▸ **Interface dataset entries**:
● ● ● ● ● ● ●

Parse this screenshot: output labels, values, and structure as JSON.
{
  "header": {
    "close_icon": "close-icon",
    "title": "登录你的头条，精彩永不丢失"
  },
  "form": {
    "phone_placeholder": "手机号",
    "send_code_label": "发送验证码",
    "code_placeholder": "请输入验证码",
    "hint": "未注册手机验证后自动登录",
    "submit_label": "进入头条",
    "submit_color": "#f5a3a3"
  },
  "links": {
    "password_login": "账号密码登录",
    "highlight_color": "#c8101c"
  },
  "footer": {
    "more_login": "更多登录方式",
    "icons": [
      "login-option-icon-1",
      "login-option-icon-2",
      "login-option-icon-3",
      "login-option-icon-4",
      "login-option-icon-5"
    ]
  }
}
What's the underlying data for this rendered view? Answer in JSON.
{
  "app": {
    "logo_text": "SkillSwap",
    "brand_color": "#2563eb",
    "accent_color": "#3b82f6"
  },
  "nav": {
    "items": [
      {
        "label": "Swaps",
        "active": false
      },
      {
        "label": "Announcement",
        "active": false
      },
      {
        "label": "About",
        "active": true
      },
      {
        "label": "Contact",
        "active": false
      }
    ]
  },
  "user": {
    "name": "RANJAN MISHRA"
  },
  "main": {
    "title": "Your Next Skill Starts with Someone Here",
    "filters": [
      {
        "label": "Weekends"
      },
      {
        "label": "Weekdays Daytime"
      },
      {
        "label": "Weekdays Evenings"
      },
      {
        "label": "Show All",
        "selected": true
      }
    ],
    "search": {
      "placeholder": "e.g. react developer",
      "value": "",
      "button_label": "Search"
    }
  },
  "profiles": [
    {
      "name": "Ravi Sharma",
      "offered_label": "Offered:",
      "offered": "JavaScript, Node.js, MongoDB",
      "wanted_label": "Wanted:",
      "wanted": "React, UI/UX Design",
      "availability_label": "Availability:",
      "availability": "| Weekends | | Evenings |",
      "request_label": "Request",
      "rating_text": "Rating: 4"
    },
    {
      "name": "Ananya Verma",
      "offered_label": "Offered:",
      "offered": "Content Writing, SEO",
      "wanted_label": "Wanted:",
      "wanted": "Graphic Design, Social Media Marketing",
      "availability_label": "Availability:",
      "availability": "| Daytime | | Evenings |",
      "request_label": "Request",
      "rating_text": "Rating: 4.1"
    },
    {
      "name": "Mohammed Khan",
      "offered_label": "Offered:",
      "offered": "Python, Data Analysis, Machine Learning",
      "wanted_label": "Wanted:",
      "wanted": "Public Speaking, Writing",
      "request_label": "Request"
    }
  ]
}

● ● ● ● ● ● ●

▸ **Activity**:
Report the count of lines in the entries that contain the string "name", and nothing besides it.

▸ **Solved problem**:
4